Sarah Caudwell’s legal mysteries are just delightful. This is the third one I’ve reviewed this year, and I’ve been moving very slowly through the series because I wanted to savor it. Now I only have one left.
The Sirens Sang of Murder, like the other two Professor Hilary Tamar mysteries before it, revolves around a group of young barristers in England who like to spend most of their free time either sitting around drinking, or going out on dates. In between they practice law and get caught up in ridiculous murder plots. In this one, young barrister Michael Cantrip is sent off to the Channel Islands to help settle some obscure tax-law case. Soon two of the parties to the case are dead, and another, a glamorous French accountant named Gabrielle, has asked him to serve as a sort of bodyguard.
Honestly–the plot matters so little. I understood about 20% of the references to the tax-law case, even after I remembered that I could use the feature on my Kindle to look up the lawyer-ish words I didn’t know. The murders, the legalese–it’s all just a pretense for a story that is completely hilarious and entertaining. The format of these books is always the same–one of the barristers gets sent somewhere remote or overseas for a case, they send back a series of letters or telexes (when did people use telexes? I never have been able to place these books in time) which the rest of barristers (and the Professor) read over many glasses of wine, eventually the overseas barrister ends up in some kind of jam, which requires Professor Tamar to get involved and solve the mystery. The Sirens Sang of Murder is just as good as the first book in this series, and I actually liked it better than the second.
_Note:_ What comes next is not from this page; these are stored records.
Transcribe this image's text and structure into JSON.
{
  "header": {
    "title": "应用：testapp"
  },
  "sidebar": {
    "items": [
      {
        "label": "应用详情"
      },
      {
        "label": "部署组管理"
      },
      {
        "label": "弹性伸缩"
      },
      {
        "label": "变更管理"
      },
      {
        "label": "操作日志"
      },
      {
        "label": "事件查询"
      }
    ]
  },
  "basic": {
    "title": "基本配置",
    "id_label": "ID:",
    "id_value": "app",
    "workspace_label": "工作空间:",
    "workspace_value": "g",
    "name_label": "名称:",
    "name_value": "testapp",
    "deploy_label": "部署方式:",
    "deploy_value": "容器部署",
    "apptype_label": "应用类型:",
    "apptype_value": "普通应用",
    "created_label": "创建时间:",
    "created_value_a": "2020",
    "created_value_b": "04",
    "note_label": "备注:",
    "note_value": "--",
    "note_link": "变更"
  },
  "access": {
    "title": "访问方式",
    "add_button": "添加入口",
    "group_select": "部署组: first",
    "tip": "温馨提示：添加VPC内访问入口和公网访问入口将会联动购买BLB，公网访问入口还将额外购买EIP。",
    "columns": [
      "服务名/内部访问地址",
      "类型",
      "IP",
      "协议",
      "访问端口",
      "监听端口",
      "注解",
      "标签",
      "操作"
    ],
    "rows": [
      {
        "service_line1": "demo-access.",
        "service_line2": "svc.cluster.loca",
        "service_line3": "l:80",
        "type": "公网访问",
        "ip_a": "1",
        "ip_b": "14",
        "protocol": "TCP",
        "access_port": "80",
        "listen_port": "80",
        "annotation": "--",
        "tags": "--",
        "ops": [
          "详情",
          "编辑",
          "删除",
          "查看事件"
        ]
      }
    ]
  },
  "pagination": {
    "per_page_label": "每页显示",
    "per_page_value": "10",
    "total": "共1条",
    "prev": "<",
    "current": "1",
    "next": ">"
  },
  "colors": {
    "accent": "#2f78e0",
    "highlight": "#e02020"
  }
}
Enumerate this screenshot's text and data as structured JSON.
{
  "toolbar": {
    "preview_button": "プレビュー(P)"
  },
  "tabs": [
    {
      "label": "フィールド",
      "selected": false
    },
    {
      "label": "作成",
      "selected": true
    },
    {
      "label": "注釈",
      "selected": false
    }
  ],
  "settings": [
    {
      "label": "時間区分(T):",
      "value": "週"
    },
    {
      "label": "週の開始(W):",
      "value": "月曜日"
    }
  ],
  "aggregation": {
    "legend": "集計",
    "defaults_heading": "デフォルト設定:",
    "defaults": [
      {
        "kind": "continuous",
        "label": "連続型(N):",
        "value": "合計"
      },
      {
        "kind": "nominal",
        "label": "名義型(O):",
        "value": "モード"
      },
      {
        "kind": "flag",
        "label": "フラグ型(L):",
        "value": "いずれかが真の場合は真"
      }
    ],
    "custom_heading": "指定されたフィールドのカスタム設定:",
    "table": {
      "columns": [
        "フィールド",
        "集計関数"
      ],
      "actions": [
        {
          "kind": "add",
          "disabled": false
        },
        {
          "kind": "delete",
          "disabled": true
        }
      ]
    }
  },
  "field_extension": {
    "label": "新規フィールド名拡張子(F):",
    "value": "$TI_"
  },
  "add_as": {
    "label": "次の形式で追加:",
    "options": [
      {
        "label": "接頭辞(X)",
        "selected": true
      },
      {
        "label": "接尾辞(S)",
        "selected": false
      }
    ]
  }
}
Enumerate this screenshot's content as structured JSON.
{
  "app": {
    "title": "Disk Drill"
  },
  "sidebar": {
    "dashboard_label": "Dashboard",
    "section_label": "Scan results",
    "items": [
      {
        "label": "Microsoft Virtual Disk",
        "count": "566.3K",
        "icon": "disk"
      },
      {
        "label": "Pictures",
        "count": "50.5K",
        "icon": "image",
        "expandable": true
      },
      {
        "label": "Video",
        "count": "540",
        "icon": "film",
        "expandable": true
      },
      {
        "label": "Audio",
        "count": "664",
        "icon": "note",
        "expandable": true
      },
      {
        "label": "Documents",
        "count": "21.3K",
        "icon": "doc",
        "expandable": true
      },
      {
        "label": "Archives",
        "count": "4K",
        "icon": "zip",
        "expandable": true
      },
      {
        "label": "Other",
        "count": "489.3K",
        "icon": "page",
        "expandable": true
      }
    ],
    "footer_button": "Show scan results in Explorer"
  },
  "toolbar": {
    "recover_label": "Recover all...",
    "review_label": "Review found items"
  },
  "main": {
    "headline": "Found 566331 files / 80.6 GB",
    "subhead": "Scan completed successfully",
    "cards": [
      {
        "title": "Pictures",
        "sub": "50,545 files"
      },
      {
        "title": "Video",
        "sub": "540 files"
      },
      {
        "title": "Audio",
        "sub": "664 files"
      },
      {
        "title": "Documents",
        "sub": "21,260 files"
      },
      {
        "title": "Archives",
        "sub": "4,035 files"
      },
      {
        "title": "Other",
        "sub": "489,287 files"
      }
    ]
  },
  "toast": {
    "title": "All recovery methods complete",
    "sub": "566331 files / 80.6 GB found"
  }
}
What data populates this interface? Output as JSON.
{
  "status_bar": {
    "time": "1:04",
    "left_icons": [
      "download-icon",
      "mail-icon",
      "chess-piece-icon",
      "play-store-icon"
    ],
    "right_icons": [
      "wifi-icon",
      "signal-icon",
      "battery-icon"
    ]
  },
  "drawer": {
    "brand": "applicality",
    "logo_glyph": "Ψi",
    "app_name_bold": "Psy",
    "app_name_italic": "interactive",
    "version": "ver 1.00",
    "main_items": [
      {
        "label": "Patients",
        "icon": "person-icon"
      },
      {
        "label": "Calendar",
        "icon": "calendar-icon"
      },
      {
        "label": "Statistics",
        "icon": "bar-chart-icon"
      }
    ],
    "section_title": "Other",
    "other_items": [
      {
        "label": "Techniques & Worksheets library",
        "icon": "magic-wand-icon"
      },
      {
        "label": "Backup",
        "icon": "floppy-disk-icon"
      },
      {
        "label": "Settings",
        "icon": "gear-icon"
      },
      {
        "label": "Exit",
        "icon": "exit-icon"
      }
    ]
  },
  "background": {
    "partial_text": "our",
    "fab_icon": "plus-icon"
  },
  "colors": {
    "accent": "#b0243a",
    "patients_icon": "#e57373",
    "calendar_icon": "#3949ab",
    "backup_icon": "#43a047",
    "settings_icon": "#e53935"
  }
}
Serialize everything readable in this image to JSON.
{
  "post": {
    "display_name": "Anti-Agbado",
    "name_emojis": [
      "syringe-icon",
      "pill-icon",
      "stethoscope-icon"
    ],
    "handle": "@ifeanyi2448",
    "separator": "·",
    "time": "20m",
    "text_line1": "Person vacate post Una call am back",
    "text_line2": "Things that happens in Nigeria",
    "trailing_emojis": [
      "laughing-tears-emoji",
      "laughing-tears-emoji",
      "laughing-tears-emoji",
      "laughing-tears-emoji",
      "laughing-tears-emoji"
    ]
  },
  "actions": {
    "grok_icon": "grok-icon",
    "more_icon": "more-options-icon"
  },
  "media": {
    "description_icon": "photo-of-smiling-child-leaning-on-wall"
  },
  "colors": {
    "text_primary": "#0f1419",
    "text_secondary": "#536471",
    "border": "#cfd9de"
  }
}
I think I’ve said it before, but if you like Jeeves and Wooster (or any of that sort of dry British humor accompanied by ridiculous escapades) and mysteries, you’d like these. They’re a lot of fun.